### Entries shown
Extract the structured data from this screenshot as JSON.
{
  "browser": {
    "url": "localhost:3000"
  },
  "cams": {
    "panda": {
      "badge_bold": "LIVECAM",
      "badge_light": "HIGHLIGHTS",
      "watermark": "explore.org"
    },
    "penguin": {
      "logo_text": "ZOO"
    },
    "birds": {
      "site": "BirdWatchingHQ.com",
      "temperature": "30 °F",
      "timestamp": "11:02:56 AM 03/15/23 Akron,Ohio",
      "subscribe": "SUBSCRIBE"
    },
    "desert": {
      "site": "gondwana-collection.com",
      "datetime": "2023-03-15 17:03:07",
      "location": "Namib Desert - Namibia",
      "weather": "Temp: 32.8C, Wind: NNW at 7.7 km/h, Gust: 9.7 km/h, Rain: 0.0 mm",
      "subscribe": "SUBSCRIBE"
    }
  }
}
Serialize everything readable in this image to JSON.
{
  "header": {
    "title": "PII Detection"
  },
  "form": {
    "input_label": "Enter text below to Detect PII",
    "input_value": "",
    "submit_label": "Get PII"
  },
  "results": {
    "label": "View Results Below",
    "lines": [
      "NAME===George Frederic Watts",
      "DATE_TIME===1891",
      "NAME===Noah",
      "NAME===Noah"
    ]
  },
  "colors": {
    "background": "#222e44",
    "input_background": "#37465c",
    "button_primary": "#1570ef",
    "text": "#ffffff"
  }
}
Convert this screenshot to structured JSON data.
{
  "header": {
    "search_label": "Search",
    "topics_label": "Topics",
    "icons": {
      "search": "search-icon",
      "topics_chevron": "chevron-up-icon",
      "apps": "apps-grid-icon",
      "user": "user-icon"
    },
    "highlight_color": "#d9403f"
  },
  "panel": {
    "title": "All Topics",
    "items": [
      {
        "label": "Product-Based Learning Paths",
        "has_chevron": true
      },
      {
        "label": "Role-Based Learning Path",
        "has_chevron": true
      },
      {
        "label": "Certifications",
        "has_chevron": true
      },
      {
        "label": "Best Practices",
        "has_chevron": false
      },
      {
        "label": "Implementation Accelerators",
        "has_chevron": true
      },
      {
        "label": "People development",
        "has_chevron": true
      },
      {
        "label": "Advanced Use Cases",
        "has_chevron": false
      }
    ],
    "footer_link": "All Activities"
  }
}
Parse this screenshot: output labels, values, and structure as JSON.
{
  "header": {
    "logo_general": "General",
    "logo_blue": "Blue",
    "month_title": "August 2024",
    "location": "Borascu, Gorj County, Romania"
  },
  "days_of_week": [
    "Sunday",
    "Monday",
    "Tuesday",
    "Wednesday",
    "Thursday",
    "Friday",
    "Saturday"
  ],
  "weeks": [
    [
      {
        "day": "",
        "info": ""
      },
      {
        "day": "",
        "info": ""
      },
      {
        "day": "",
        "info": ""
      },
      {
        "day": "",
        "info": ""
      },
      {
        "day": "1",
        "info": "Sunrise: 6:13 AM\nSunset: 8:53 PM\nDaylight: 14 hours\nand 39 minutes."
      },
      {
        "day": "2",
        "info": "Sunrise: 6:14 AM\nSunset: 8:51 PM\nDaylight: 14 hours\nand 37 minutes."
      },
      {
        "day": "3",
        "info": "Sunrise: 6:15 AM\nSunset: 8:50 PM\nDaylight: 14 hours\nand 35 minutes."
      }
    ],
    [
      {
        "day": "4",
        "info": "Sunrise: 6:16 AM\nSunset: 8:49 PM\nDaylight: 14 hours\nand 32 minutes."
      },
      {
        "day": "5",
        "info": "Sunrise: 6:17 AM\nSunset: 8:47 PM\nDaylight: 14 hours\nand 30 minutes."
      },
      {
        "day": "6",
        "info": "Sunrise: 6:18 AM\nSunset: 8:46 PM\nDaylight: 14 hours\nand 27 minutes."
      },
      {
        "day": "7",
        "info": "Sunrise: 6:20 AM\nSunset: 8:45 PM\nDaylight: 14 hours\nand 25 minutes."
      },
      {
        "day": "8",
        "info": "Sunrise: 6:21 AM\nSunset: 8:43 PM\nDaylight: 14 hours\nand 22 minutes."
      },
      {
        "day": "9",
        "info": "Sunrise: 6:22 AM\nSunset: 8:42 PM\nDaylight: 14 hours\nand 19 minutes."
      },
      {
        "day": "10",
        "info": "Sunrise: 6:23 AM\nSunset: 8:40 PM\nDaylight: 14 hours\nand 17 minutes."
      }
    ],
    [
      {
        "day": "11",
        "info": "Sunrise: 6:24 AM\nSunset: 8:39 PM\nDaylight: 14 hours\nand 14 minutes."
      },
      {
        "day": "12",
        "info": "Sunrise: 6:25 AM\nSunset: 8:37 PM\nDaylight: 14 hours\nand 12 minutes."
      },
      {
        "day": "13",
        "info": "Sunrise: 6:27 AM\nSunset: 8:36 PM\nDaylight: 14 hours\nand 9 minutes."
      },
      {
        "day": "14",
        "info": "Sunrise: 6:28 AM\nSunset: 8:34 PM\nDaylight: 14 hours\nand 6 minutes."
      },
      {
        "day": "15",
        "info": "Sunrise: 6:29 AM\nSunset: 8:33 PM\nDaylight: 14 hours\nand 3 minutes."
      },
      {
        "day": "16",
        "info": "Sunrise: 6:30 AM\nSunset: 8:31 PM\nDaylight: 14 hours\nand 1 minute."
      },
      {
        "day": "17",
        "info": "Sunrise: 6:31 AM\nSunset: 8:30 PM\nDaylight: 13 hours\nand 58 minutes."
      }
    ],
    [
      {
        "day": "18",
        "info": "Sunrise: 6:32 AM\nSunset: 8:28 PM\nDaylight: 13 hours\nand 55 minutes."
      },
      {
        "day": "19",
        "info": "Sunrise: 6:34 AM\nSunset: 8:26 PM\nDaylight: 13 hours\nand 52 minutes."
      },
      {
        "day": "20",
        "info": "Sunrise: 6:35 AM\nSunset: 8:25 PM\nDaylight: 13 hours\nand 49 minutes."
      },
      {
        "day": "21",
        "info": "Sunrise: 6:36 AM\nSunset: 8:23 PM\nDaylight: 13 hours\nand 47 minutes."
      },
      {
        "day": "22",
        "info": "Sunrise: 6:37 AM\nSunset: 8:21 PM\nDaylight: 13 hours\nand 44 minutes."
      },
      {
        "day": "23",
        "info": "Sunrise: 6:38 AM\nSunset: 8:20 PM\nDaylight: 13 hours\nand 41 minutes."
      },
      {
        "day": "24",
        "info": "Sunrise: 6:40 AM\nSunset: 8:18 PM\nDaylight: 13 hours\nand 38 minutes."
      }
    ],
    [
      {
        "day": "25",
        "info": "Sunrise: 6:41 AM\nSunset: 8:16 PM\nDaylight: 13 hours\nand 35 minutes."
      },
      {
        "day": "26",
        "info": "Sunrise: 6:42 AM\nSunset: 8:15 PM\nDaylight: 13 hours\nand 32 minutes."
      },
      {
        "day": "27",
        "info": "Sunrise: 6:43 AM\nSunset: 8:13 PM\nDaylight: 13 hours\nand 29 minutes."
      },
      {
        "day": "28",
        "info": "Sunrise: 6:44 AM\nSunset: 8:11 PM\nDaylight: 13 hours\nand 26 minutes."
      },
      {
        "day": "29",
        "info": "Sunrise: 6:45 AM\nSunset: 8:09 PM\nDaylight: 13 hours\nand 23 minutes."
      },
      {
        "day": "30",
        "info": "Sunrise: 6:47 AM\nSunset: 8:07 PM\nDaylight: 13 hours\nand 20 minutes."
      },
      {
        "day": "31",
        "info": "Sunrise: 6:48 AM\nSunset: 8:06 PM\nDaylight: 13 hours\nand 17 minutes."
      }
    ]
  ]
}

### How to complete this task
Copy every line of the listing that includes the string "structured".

### Reply to the exercise
Extract the structured data from this screenshot as JSON.
Convert this screenshot to structured JSON data.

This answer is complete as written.